A great admirer of controversial French businessman Bernard Tapie and Italian Prime Minister Silvio Berlusconi, the young Bemba sought other father figures.
Perhaps his greatest influence was Mobutu himself, who employed him at the age of 30 as his personal assistant in the early 1990s.
Another person central to his roundabout journey to becoming DR Congo's vice-president was Ugandan President Yoweri Museveni.
As the Congolese government battled Rwanda-backed rebel groups in the east, Mr Museveni helped Mr Bemba open up a new front in 1998.
Uganda supplied troops, equipment and training when Mr Bemba launched his rebel group, the Movement for the Liberation of Congo (MLC).
In only a few months, the MLC managed to capture northern DR Congo. Its stronghold was Equateur province, home to Gbadolite.
With Mr Kabila now fighting several rebel groups, he eventually agreed to share power in a 2003 peace deal.
As a rebel leader, Mr Bemba became one of four vice-presidents.
By that time, his troops had also crossed the border from Equateur, to the Central African Republic.
Then CAR President Ange-Felix Patasse asked him to help put down a coup attempt in 2002.
It was the ensuing reign of terror, allegedly involving looting, civilian killings and mass rape of hundreds of women by MLC fighters, which led the ICC to file charges of war crimes and crimes against humanity against him as the group's leader.
His lawyers say the fighters were no longer under his command after they crossed the border.
A characteristic that Mr Bemba shares with his father is the knack of making money.
He holds an MBA from a prestigious business school in Brussels and kept his economic activities running throughout the war, looking after family-owned coffee plantations and wood factories.
Former allies claim most of Mr Bemba's fortune comes from gifts from African leaders such as Libya's Muammar Gaddafi.
Whatever the source, by the end of the war, the rebel-turned-politician had accrued enough wealth to buy a helicopter and several planes, which he sometimes likes to pilot himself. He also invested in DR Congo's aviation business.
After he laid down his arms in 2003, Mr Bemba was sworn in back home as a vice-president in charge of finance in the interim administration.
He became increasingly influential, gaining the support of a number of political figures in DR Congo, and stood for the country's presidency in 2006 - against Laurent Kabila's son, Joseph.
But he was ultimately deserted by many allies who blamed his "oversized ego" for withdrawing their support.
He managed to take the incumbent to a second round, polling especially well in western DR Congo where many see the Swahili-speaking Kabilas as foreigners.
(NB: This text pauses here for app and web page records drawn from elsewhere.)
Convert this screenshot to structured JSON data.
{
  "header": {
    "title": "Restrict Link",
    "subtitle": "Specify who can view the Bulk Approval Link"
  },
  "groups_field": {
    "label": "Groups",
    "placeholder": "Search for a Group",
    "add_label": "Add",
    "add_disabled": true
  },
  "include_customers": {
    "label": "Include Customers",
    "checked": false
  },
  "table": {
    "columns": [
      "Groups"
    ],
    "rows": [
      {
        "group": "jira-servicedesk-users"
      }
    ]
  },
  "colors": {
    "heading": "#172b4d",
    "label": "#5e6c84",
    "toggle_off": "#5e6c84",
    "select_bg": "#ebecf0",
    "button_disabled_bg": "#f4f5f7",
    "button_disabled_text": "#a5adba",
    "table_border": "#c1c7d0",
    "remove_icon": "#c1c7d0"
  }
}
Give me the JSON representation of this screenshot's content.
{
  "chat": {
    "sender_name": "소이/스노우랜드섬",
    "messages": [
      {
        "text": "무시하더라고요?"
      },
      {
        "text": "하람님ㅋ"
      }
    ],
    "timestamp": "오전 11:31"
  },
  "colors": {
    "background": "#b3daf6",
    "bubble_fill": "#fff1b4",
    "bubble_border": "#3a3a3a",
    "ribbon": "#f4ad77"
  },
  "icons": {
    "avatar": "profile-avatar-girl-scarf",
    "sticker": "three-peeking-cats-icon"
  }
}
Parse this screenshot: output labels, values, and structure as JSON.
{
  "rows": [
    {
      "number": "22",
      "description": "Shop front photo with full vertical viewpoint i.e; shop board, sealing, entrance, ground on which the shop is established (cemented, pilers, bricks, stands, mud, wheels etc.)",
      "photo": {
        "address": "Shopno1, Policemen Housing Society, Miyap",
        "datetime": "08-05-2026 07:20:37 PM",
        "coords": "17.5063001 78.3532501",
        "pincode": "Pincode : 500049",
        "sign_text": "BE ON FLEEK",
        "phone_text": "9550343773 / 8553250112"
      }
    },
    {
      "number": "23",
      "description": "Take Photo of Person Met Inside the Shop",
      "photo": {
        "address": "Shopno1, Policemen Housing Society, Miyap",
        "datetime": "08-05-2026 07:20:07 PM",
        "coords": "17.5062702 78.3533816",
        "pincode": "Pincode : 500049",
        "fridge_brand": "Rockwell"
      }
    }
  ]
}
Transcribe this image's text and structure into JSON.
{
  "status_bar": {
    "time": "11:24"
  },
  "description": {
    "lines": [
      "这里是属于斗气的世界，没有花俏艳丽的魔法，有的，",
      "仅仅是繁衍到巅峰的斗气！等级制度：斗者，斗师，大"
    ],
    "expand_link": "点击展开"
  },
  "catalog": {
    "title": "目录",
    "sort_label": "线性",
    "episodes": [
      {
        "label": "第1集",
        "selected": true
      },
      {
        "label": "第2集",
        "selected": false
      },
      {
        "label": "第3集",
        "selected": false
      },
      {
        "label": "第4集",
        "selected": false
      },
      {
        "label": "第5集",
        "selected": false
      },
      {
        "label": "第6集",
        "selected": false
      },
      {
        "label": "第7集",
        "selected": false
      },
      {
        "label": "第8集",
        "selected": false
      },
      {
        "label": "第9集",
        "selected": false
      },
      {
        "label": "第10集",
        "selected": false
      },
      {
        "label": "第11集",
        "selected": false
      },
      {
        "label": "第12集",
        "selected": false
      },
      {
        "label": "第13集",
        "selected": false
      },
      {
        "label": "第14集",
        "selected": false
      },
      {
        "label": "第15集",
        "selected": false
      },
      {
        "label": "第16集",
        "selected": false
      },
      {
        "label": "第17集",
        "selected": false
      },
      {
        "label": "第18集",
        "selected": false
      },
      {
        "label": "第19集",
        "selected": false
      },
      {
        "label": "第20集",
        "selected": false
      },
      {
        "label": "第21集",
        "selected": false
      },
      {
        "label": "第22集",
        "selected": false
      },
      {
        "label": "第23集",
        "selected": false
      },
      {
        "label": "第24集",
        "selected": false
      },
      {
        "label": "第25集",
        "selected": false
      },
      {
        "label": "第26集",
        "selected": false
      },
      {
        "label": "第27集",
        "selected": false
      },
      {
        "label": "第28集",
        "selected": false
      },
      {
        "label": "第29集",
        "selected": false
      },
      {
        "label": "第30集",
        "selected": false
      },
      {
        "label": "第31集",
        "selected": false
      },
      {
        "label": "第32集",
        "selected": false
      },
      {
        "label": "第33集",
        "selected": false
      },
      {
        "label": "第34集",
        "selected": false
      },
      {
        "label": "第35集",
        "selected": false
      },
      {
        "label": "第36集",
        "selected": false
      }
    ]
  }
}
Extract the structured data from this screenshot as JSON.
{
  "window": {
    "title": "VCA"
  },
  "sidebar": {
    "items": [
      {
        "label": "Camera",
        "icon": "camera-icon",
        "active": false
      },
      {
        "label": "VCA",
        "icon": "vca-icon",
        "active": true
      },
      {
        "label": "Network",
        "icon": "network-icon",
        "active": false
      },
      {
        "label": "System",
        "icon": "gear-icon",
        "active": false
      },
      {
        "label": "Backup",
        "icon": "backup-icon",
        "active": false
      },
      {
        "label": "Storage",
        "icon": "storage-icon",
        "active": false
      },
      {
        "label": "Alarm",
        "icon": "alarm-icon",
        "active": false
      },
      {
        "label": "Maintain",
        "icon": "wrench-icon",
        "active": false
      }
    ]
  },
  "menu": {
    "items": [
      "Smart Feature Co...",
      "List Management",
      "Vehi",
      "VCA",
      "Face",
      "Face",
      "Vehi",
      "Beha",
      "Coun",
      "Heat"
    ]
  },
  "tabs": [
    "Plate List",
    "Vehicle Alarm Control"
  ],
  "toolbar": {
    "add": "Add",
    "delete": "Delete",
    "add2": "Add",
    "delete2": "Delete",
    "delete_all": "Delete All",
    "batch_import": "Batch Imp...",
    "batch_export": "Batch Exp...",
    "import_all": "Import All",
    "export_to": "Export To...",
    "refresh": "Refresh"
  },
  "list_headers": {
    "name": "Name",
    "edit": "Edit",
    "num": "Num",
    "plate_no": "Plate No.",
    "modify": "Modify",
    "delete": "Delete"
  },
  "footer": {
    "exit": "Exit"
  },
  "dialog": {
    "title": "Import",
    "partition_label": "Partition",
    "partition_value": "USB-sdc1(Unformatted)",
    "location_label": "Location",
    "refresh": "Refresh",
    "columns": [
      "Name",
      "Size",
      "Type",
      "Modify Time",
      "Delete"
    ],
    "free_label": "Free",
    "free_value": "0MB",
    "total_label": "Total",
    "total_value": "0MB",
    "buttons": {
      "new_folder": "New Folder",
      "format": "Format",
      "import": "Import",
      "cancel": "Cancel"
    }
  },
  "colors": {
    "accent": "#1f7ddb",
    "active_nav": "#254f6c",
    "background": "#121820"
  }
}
He claimed the run-off was rigged and was accused of refusing to disarm his militia and of unleashing violence in Kinshasa.
Mr Bemba has always denied the charges.
He was then accused of treason after his bodyguards and the army clashed in Kinshasa in March 2007.
He fled to his childhood retreat of Belgium but this time it was no haven.
He was arrested in May 2008 and then transferred to The Hague.